    David Rutledge, an electrical engineering prof here at Caltech, has been doing the round with a “peak coal” talk. I think it’s dangerous, because I think he’s likely to be wrong, as we do not yet have a really good global inventory of coal resources, and because his meme plays well to both the apocalyptic Peak Oil crowd, and the climate delayers. When really, the point of his talk should be: regardless of how much coal we have, we must stop burning it now, as other positive feedbacks will at some point take over.

    Now, why on Earth can’t I get this much discussion going on over at my blog?

    Comment by Zane Selvans — June 17, 2009 @ 3:35 pm

  3. So it sounds like Zane is the optimist and Michelle is the realist and I am just a curmudgeon :-).

    For me, it is truly hard to envision a “soft landing” scenario for climate change. The report on climate change from earlier this week kind of sinks that point home with best case scenarios resulting in some rather dramatic, near-term changes. But don’t get me wrong — when we have eventually taken our licks, I can see that the world will, necessarily arrive at a much more sensible, sustainable, community oriented point. I like the vision as it seems sane, humane and more … mature.

    And, to make another non-curmudgeonly observation, I don’t think the main issues will tend to be a result of energy shortages. The science I have attempted to understand suggests that there is rather an abundance of clean energy, several orders of magnitude more than we use now available to us — yeah, sun, wind, and geothermal. There are many issues to be solved before we can recast our technologies so that we can actually replace our current dependencies on fossil fuels … but I do think the magnitude of that problem is the kind that, given sufficient incentive, humans are remarkably good at solving in the blink of an eye — as Michelle says, when there’s an emergency, we manage to do in hours or days things that would usually take months or years.

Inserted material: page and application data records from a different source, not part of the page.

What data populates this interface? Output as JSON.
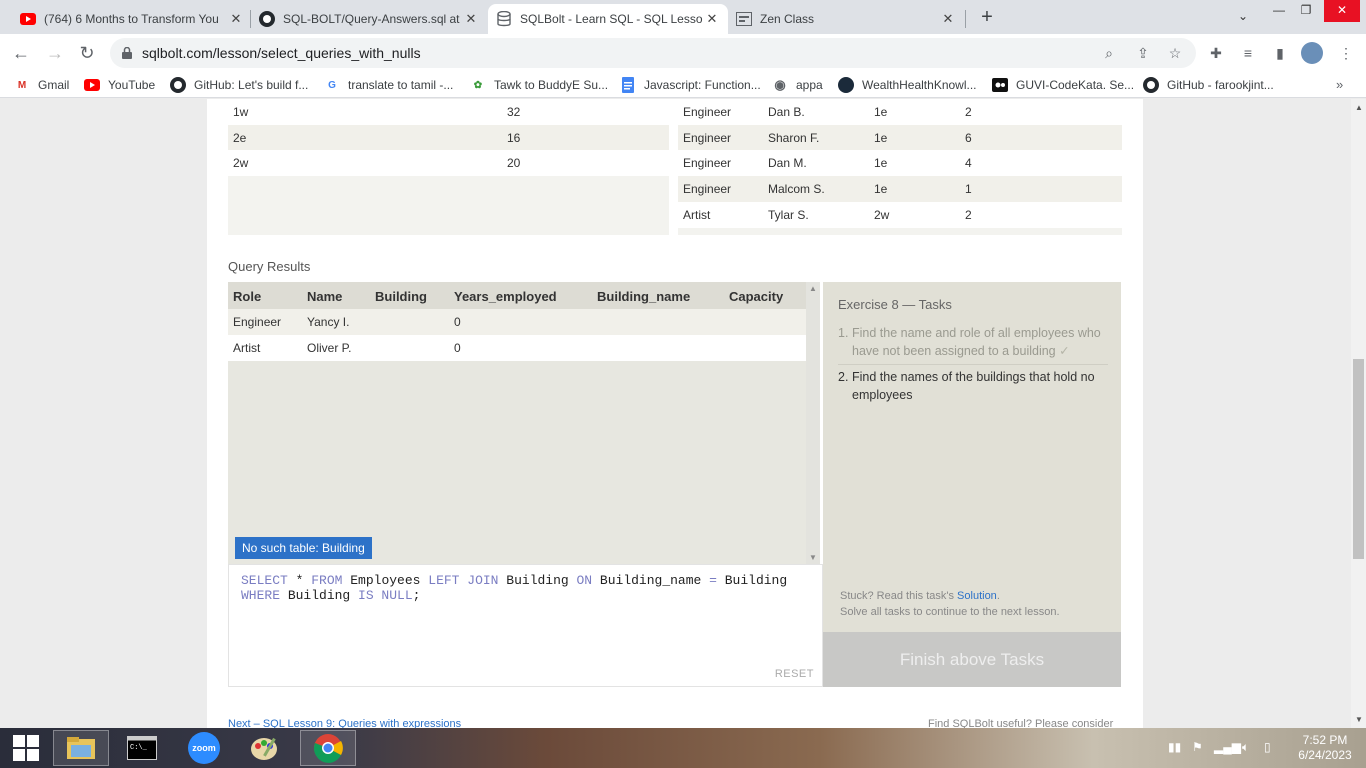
{
  "browser": {
    "tabs": [
      {
        "title": "(764) 6 Months to Transform You",
        "icon": "youtube-icon"
      },
      {
        "title": "SQL-BOLT/Query-Answers.sql at",
        "icon": "github-icon"
      },
      {
        "title": "SQLBolt - Learn SQL - SQL Lesso",
        "icon": "database-icon"
      },
      {
        "title": "Zen Class",
        "icon": "zen-icon"
      }
    ],
    "url": "sqlbolt.com/lesson/select_queries_with_nulls",
    "bookmarks": [
      "Gmail",
      "YouTube",
      "GitHub: Let's build f...",
      "translate to tamil -...",
      "Tawk to BuddyE Su...",
      "Javascript: Function...",
      "appa",
      "WealthHealthKnowl...",
      "GUVI-CodeKata. Se...",
      "GitHub - farookjint..."
    ],
    "more": "»"
  },
  "top_tables": {
    "buildings": [
      {
        "name": "1w",
        "capacity": "32"
      },
      {
        "name": "2e",
        "capacity": "16"
      },
      {
        "name": "2w",
        "capacity": "20"
      }
    ],
    "employees": [
      {
        "role": "Engineer",
        "name": "Dan B.",
        "building": "1e",
        "years": "2"
      },
      {
        "role": "Engineer",
        "name": "Sharon F.",
        "building": "1e",
        "years": "6"
      },
      {
        "role": "Engineer",
        "name": "Dan M.",
        "building": "1e",
        "years": "4"
      },
      {
        "role": "Engineer",
        "name": "Malcom S.",
        "building": "1e",
        "years": "1"
      },
      {
        "role": "Artist",
        "name": "Tylar S.",
        "building": "2w",
        "years": "2"
      }
    ]
  },
  "results": {
    "label": "Query Results",
    "headers": [
      "Role",
      "Name",
      "Building",
      "Years_employed",
      "Building_name",
      "Capacity"
    ],
    "rows": [
      [
        "Engineer",
        "Yancy I.",
        "",
        "0",
        "",
        ""
      ],
      [
        "Artist",
        "Oliver P.",
        "",
        "0",
        "",
        ""
      ]
    ],
    "error": "No such table: Building"
  },
  "editor": {
    "line1": [
      "SELECT",
      " * ",
      "FROM",
      " Employees ",
      "LEFT JOIN",
      " Building ",
      "ON",
      " Building_name ",
      "=",
      " Building"
    ],
    "line2": [
      "WHERE",
      " Building ",
      "IS NULL",
      ";"
    ],
    "reset": "RESET"
  },
  "tasks": {
    "title": "Exercise 8 — Tasks",
    "items": [
      {
        "num": "1.",
        "text": "Find the name and role of all employees who have not been assigned to a building",
        "check": "✓"
      },
      {
        "num": "2.",
        "text": "Find the names of the buildings that hold no employees"
      }
    ],
    "stuck_prefix": "Stuck? Read this task's ",
    "solution": "Solution",
    "stuck_suffix": ".",
    "continue": "Solve all tasks to continue to the next lesson.",
    "finish": "Finish above Tasks"
  },
  "footer_hint": {
    "left": "Next – SQL Lesson 9: Queries with expressions",
    "right": "Find SQLBolt useful? Please consider"
  },
  "taskbar": {
    "time": "7:52 PM",
    "date": "6/24/2023",
    "zoom": "zoom"
  }
}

    The specter of climate change creates some of the incentives we need, I think. And that’s why I don’t think there’s really that much of an issue with peak oil and certainly not peak coal — it’s not supply constraints that create the issue — it’s the great abundance of coal (and to a lesser degree oil) and our profligate consumption of it that make climate change the more immediate issue.

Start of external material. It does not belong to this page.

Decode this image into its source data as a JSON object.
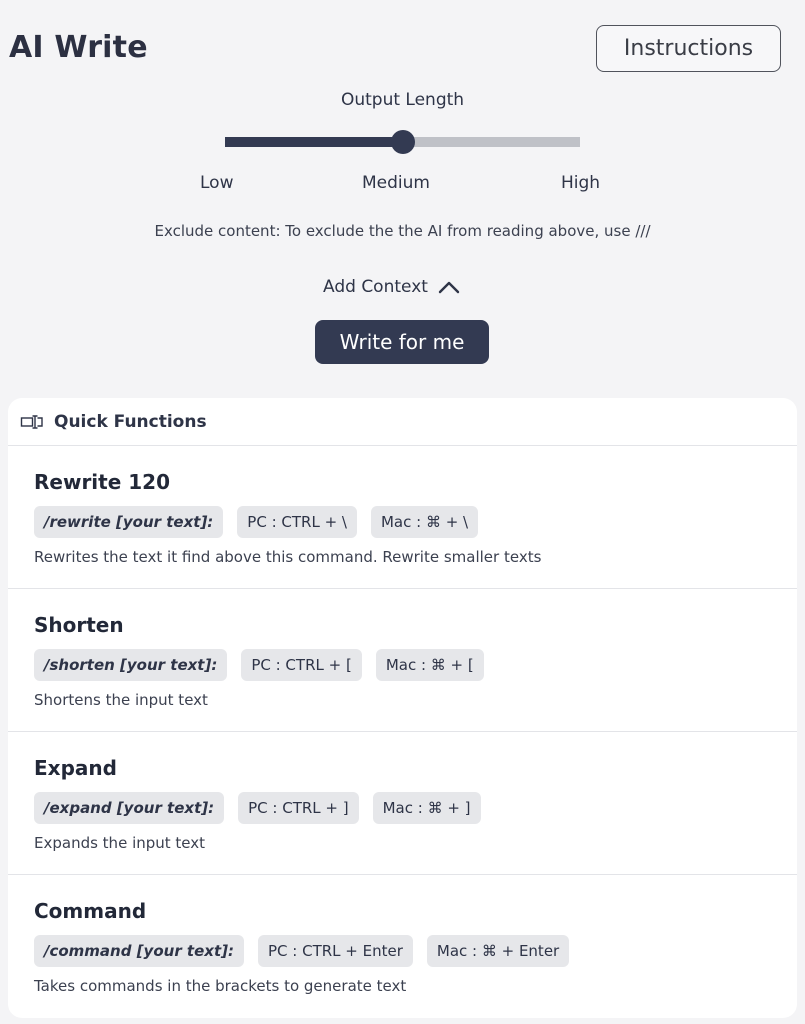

    The cost of energy is certainly an issue now, and it probably got people motivated to listen a little in the first place. It’s quite possible that in the shorter run it will become an issue again, at least with oil. But if we really attack renewable energy issues, including distribution, storage, and the transition, along with commensurate reduction in waste, I can easily see a path to energy equilibrium.

    So maybe al of this hopefulness is what’s bumming me out so much. I think we can solve the root of the problem. But I don’t think we yet have the necessary political will or momentum to do the job. And as we dither, Rome burns, as it were.

    It’s the next 20 years or so that worry me most. The effects of climate change will start to create a lot of global political instability. Famine, draught, pestilence, floods and all sorts of other Biblical sounding things are not likely to make the world a more stable place.

    If we seize opportunities (e.g. various carbon pricing methods, conservation, invention) and we head off the most terrible impacts by planning in advance I think we could really make the world a less turbulent place.

    It’s a big “if”, though…

    Comment by Tom Harrison — June 17, 2009 @ 4:47 pm

RSS feed for comments on this post.

Sorry, the comment form is closed at this time.